I felt led to write this post for a couple reasons. A couple years ago there was a meme going around on Instagram along the lines of “Little girl with the big name…correct them every time.” I saw it reposted several times and it made me think about how many times I’ve had to correct people when pronouncing my name. It also let me know that I am one of many people who have dealt with this.
When thinking about changing my blog name, at first I wasn’t sure if I should rebrand it to Meet Marquita, because I thought it might be difficult for people to spell and pronounce. After all, that has been the case so often. I thought that if they couldn’t spell it, they couldn’t get to my website. It wasn’t until my website designer told me that my name is not difficult to spell or pronounce. Her saying that to me really opened my eyes. It’s really not that hard. Her validation inspired me to follow through with changing the name of my website.
I’ve had several awkward experiences with others when it comes to my name. One time on a couple’s trip to Utah, the ladies decided to enjoy an afternoon at the spa. The other two ladies had their name called correctly by their massage therapist. When my lady called for me, she pronounced my name as Margarita. I politely corrected her, and she said, “Oh, I wanted it to be Margarita”. SMH! My response to her was, “well it’s not”. What she said to me totally caught me off guard. I tried not to let it bother me, as to not let it ruin my mood and massage experience.
A couple years ago I attended a wedding as a family friend of the bride. The mother of the groom came over to our table to introduce herself. Everyone started saying his or her names. I repeated mine a few times and after the third time she said something along the lines of, “well that wasn’t simple”. All I could do was shake my head.
At work, we talk a lot about Diversity, Equity and Inclusion (DEI). In one of the workshops, the topic of discussion was micro aggressions and micro insults. One of the examples given for a micro insult was mispronouncing a name multiple times. That workshop helped put a name to what I’ve experienced many times in my life when it comes to my name.

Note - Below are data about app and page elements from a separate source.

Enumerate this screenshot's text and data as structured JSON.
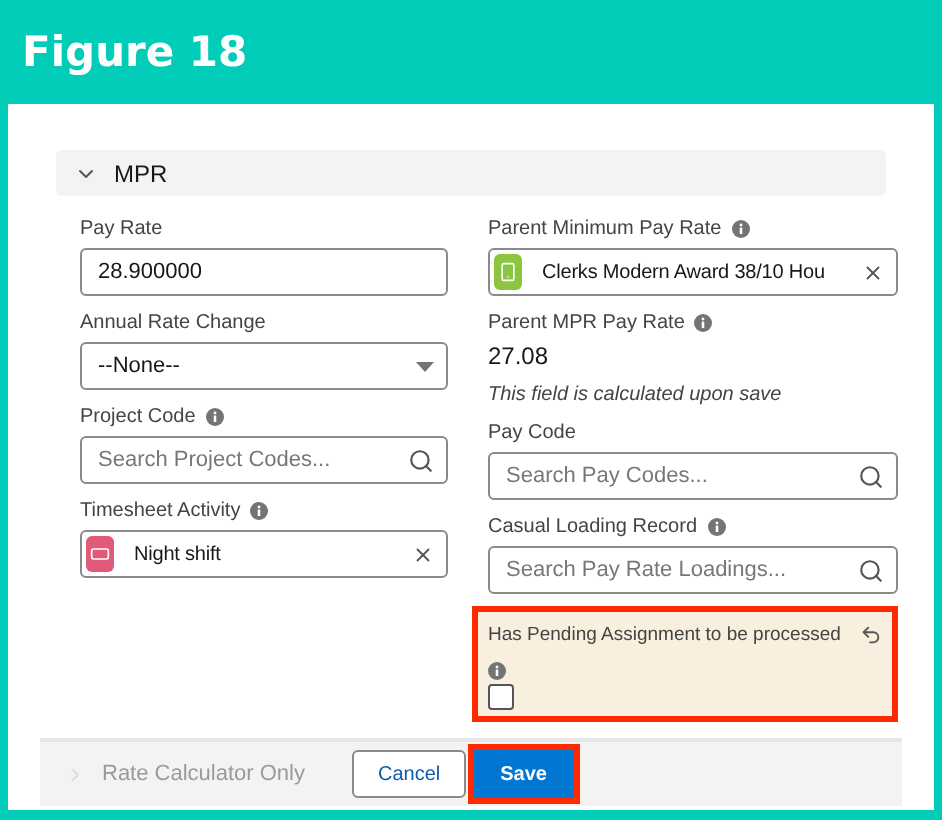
{
  "header": {
    "title": "Figure 18"
  },
  "section": {
    "title": "MPR",
    "expanded": true
  },
  "left_fields": [
    {
      "kind": "text",
      "label": "Pay Rate",
      "info": false,
      "value": "28.900000"
    },
    {
      "kind": "select",
      "label": "Annual Rate Change",
      "info": false,
      "value": "--None--"
    },
    {
      "kind": "lookup",
      "label": "Project Code",
      "info": true,
      "placeholder": "Search Project Codes..."
    },
    {
      "kind": "record",
      "label": "Timesheet Activity",
      "info": true,
      "value": "Night shift",
      "color": "#e05a7a"
    }
  ],
  "right_fields": [
    {
      "kind": "record",
      "label": "Parent Minimum Pay Rate",
      "info": true,
      "value": "Clerks Modern Award 38/10 Hou",
      "color": "#8cc63f"
    },
    {
      "kind": "readonly",
      "label": "Parent MPR Pay Rate",
      "info": true,
      "value": "27.08",
      "note": "This field is calculated upon save"
    },
    {
      "kind": "lookup",
      "label": "Pay Code",
      "info": false,
      "placeholder": "Search Pay Codes..."
    },
    {
      "kind": "lookup",
      "label": "Casual Loading Record",
      "info": true,
      "placeholder": "Search Pay Rate Loadings..."
    },
    {
      "kind": "checkbox",
      "label": "Has Pending Assignment to be processed",
      "info": true,
      "checked": false,
      "edited": true,
      "highlighted": true
    }
  ],
  "footer": {
    "collapsed_section": {
      "title": "Rate Calculator Only",
      "expanded": false
    },
    "buttons": [
      {
        "label": "Cancel",
        "kind": "neutral",
        "highlighted": false
      },
      {
        "label": "Save",
        "kind": "brand",
        "highlighted": true
      }
    ]
  }
}
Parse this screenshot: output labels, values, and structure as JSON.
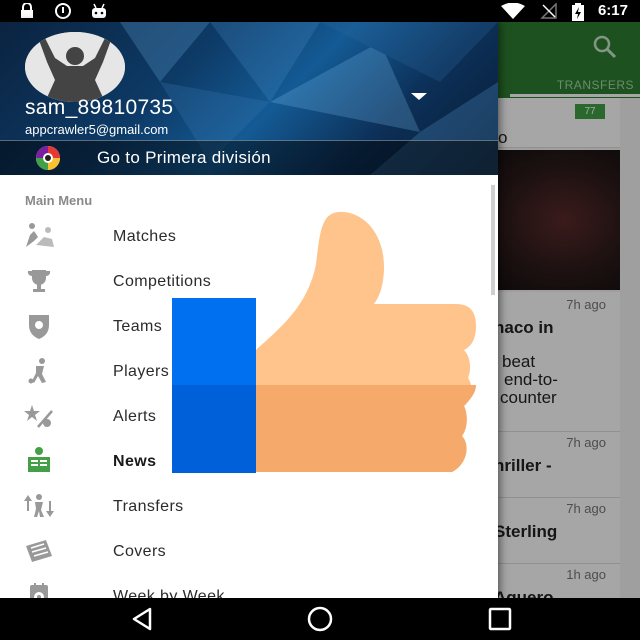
{
  "status_bar": {
    "time": "6:17",
    "icons": [
      "lock-icon",
      "alert-circle-icon",
      "android-icon",
      "wifi-icon",
      "no-signal-icon",
      "battery-charging-icon"
    ]
  },
  "app": {
    "tab_label": "TRANSFERS",
    "comment_count": "77",
    "cards": [
      {
        "time": "7h ago",
        "lines": [
          "naco in",
          "",
          "beat",
          "end-to-",
          "counter"
        ]
      },
      {
        "time": "7h ago",
        "lines": [
          "hriller -"
        ]
      },
      {
        "time": "7h ago",
        "lines": [
          "Sterling"
        ]
      },
      {
        "time": "1h ago",
        "lines": [
          "Aguero"
        ]
      }
    ],
    "card_partial_letter": "o"
  },
  "drawer": {
    "username": "sam_89810735",
    "email": "appcrawler5@gmail.com",
    "league_label": "Go to Primera división",
    "menu_header": "Main Menu",
    "items": [
      {
        "label": "Matches",
        "icon": "players-tackle-icon"
      },
      {
        "label": "Competitions",
        "icon": "trophy-icon"
      },
      {
        "label": "Teams",
        "icon": "shield-icon"
      },
      {
        "label": "Players",
        "icon": "player-icon"
      },
      {
        "label": "Alerts",
        "icon": "alert-star-icon"
      },
      {
        "label": "News",
        "icon": "news-icon",
        "active": true
      },
      {
        "label": "Transfers",
        "icon": "transfer-icon"
      },
      {
        "label": "Covers",
        "icon": "newspaper-icon"
      },
      {
        "label": "Week by Week",
        "icon": "calendar-ball-icon"
      }
    ]
  },
  "colors": {
    "app_green": "#2e7d32",
    "active_icon_green": "#43a047",
    "thumb_skin_light": "#FFC48C",
    "thumb_skin_dark": "#F5A96B",
    "cuff_blue": "#0070F0"
  }
}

One day, we had a speaker, Chris Molina, who spoke on the topic of “Why You Talking White?” He mainly talked about code switching according to your environment (work, neighborhood, family, etc.). There was a point in his presentation where he spoke about names and how certain names are viewed as “urban”, “ghetto” and “not resume friendly”. He posed the question, “these names aren’t resume friendly according to who”? It really got me thinking. People shouldn’t assume anything about a person or judge them because of what their name is. Some people’s names are unique because of their cultural background, while others names may have been completely and randomly made up by their parents. Regardless of the origin, a person’s name is how you identify them, and should be respected.
I recognize that everyone’s name won’t be Karen or Chad, and that many will be unique. I could go on and on about different experiences, but my main message is to respect people regardless of what their name is. You may not care for it, like it or understand it, but it doesn’t matter. It’s not your business to understand. Mind the business that pays you. Let peoples name be their name, and make an effort to pronounce it correctly, while keeping your opinions to yourself.
Have you had any negative experiences when it comes to your name? Can you relate to any of this? Share your thoughts in the comments below.